Every year, I guide my students through the process of conducting a small research project. For them, it’s often the first time they’ve done anything of the sort, so it’s really important that my students understand the importance of learning not only how, but also why they need to learn how to do this. After all, it’s not always evident why future teachers also need to be able to conduct experiments.
I start by introducing my students to a few articles from “Champion Teachers: stories of exploratory action research“. My students read stories about experienced teachers who take the time to explore their own practice of teaching. The teachers in this booklet each follow the same general process: they think about a situation in their teaching that they’d like to work on, and formulate a question they want to work on or a problem they’d like to explore. They then go through the steps of collecting some basic data, for instance through observation, before moving on to make a plan of action. Then, they carry out their plan of action, again observing and collecting data as they go. Does the new idea work out? If so, why? Or otherwise, why not? They think about what their findings will mean for their practice in the future, and then share their findings with others. Research done in this way, remains formal enough to insure fairly reliable results, while making it informal enough that everyone can join in, with research questions relevant to the daily practice. It gives educators a simple set of tools to structure their thinking and acting so that they can easily improve their teaching.
While reading the articles in this booklet, my students soon discover that teachers are never “done” with training and improving their practice as educators. They also learn that research doesn’t have to be a big deal. It can be a little deal, too. What’s important is the underlying formalized, structured thinking that defines the difference between research and randomized efforts at self-improvement. This sort of thinking can be learned, and that’s what I focus on when working with my students as future teacher practitioners.
One way I help my own students in formulating their thoughts about their research project is to employ an adaptation of “Shark Tank“, a reality television program in which entrepreneurs pitch their idea to investors in the hope of taking their product to the next level. In my adaptation, the students work in small groups. Each student presents his research project to the group. The various members of the group then ask critical, open questions meant to help the student refine his plan and make his research question concrete. After each student has presented his plan and answered all the questions, the group decides which plan was the best by awarding them “money” with which that plan can be carried out. The winning plans are then presented to the entire class. Plans that gain the least amount of “money” are presented to me so we can work on improving that plan one-on-one.

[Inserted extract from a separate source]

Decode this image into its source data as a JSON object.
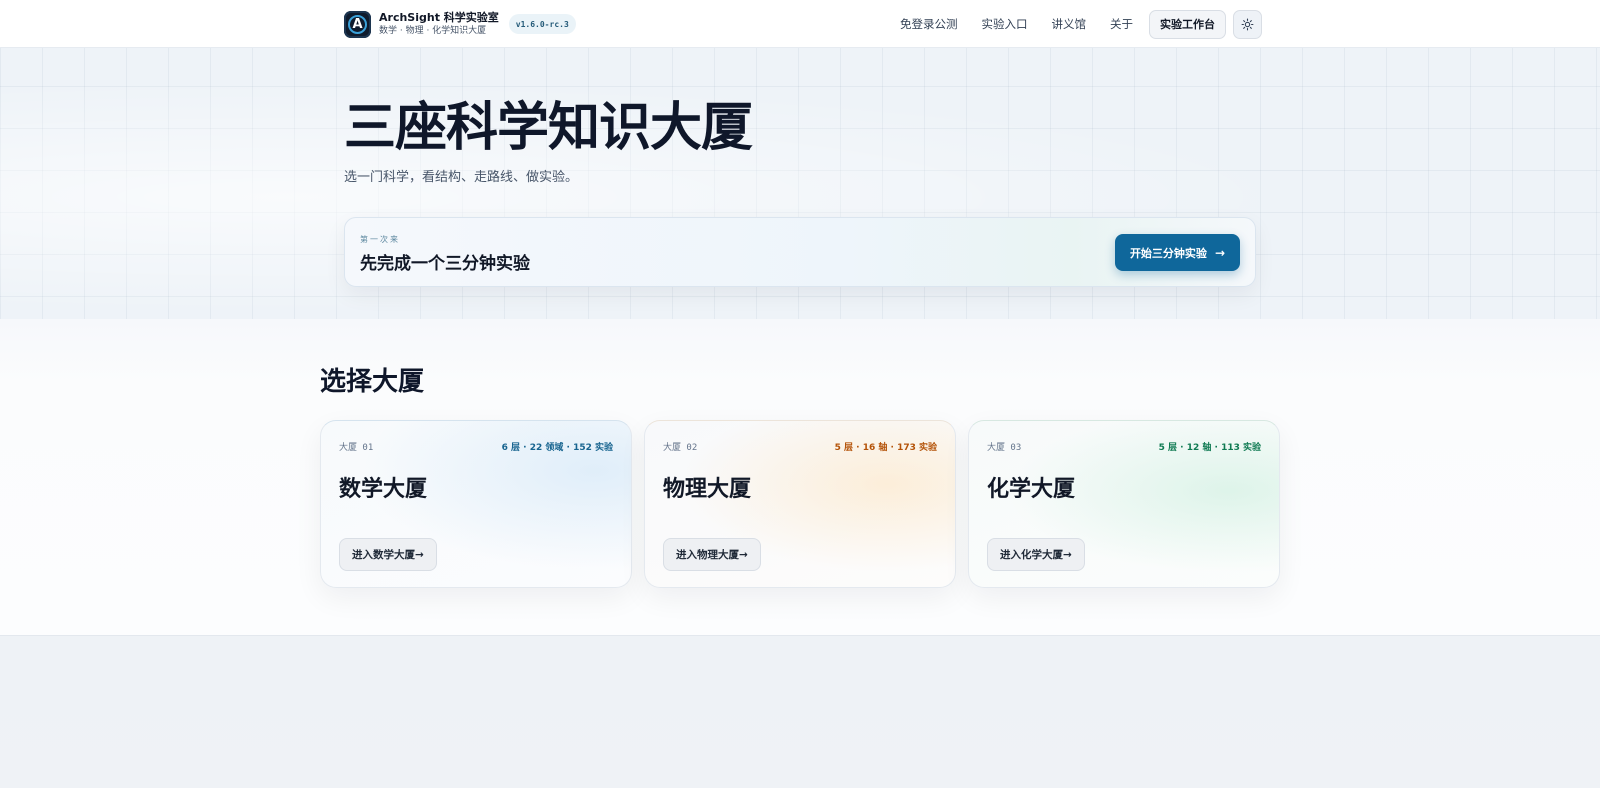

This form of co-operative learning was well-received by the students in my class. Not only did it help everyone get their thoughts organized on this otherwise very daunting project, but they also learned to listen carefully to each other and ask thoughtful, open, yet critical questions in order to help each other. It also helped create a feeling of connection between the students, as they support each other in their individual quests for development. And that, in my view, is a very good thing.
For further reading on exploratory action research, a link to the booklet: “Champion Teachers: Stories of exploratory action research”

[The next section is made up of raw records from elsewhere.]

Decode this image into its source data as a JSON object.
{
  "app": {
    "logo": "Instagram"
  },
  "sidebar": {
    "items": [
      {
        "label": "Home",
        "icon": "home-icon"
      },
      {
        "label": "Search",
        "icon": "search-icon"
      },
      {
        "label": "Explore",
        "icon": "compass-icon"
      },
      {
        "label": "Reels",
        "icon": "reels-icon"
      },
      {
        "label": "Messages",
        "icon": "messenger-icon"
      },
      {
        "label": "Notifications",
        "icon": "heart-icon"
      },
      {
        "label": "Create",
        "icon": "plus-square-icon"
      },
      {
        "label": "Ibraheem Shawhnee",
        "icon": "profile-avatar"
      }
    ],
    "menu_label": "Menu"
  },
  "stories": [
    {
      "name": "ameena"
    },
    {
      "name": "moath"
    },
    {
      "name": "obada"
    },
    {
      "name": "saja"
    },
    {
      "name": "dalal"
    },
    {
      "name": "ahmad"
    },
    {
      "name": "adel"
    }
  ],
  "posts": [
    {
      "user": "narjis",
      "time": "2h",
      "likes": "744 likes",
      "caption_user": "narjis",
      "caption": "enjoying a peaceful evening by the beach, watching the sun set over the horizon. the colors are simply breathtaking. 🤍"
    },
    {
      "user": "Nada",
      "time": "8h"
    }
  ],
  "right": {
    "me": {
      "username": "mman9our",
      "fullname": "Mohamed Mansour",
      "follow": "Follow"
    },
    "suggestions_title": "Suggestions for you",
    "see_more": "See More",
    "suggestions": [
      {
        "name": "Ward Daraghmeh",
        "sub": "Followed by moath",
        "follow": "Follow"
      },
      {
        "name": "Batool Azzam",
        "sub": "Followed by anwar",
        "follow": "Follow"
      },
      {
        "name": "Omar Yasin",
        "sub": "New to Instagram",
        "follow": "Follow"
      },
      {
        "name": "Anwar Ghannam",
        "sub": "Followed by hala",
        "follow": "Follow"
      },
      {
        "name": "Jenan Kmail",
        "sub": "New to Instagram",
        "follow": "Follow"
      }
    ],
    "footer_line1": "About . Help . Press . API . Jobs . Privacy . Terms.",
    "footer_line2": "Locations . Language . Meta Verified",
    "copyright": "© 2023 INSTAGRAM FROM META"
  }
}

To learn more about the “Champion Teachers” in general, please feel free to follow this link: https://englishagenda.britishcouncil.org/continuing-professional-development/cpd-teacher-trainers/champion-teachers-stories-exploratory-action-research